+++ Data for analysis +++

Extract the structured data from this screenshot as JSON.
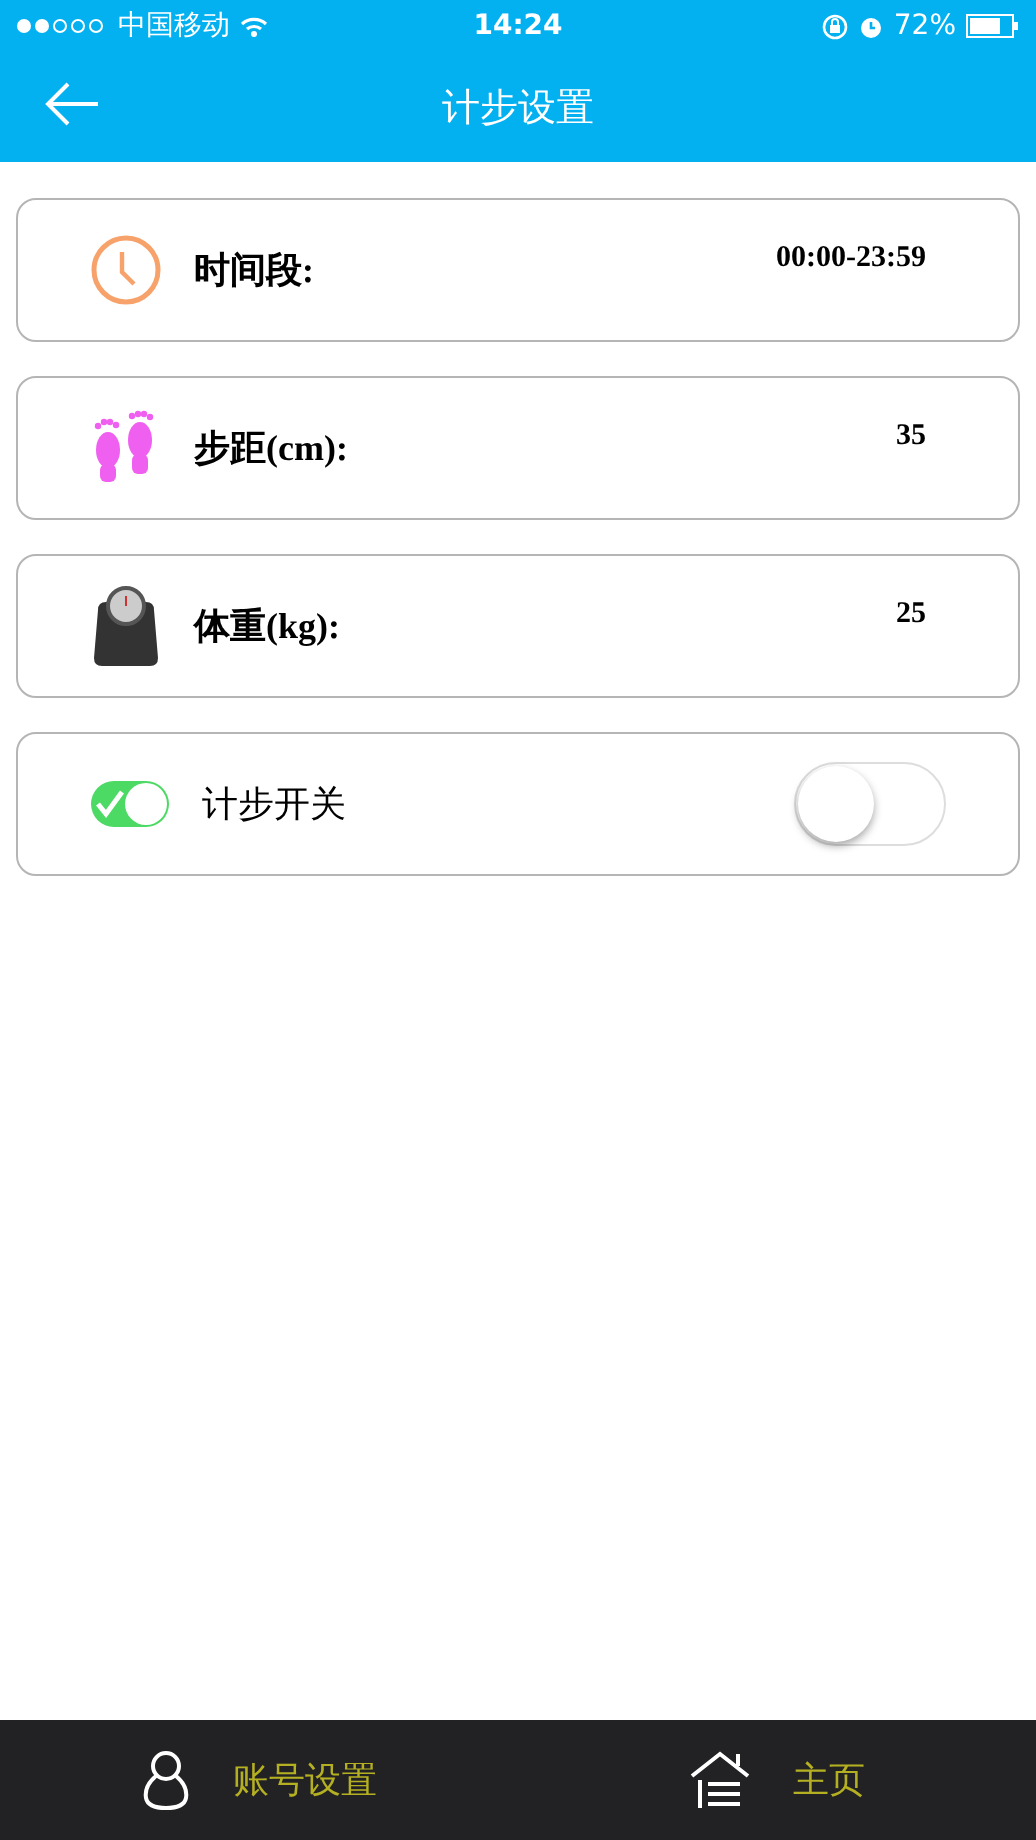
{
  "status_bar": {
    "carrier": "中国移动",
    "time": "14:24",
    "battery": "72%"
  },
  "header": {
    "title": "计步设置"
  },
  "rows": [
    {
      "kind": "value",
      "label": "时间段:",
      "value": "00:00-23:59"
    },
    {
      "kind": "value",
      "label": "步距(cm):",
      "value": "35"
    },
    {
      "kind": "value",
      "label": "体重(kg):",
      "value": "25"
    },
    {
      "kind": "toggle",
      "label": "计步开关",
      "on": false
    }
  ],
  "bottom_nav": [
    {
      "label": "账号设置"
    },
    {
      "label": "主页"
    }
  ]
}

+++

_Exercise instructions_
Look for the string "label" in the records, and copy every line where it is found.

_Answer to the problem_
      "label": "时间段:",
      "label": "步距(cm):",
      "label": "体重(kg):",
      "label": "计步开关",
      "label": "账号设置"
      "label": "主页"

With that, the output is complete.